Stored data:
* * * * * * * * *
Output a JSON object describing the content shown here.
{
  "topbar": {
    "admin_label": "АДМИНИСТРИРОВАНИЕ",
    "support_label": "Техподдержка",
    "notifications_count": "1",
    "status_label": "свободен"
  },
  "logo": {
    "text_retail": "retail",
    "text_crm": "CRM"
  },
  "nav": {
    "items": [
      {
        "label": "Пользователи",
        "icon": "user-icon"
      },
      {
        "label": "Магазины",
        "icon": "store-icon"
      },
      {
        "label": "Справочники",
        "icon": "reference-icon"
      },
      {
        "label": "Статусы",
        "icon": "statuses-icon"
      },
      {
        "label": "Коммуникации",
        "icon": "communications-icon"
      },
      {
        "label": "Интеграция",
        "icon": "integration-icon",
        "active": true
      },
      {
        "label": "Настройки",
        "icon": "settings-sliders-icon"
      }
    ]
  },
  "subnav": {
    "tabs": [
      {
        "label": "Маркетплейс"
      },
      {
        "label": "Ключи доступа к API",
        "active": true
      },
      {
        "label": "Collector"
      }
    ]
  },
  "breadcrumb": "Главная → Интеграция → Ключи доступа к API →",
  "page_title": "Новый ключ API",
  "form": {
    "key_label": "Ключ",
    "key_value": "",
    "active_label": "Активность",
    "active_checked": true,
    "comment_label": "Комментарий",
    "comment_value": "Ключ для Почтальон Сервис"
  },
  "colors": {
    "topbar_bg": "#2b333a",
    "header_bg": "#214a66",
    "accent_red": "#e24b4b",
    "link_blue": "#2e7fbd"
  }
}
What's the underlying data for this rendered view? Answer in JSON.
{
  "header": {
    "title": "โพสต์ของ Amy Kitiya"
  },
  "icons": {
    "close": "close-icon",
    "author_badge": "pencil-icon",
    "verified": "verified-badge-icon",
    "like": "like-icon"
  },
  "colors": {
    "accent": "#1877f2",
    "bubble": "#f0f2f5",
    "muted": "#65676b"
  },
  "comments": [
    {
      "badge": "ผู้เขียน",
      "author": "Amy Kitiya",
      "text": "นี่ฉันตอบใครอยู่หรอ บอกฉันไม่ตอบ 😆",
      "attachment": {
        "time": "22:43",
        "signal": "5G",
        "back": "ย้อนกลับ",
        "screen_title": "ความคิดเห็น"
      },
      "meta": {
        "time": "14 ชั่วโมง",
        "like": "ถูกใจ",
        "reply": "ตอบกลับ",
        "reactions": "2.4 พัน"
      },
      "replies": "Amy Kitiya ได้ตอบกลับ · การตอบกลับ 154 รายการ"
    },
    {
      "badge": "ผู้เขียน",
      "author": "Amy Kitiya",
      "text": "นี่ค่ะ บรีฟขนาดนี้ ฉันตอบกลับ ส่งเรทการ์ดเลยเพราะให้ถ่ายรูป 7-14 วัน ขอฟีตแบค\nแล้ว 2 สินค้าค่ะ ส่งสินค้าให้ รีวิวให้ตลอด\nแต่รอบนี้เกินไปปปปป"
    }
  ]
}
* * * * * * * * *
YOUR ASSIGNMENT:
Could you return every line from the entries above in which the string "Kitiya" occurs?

EXERCISE OUTPUT:
    "title": "โพสต์ของ Amy Kitiya"
      "author": "Amy Kitiya",
      "replies": "Amy Kitiya ได้ตอบกลับ · การตอบกลับ 154 รายการ"
      "author": "Amy Kitiya",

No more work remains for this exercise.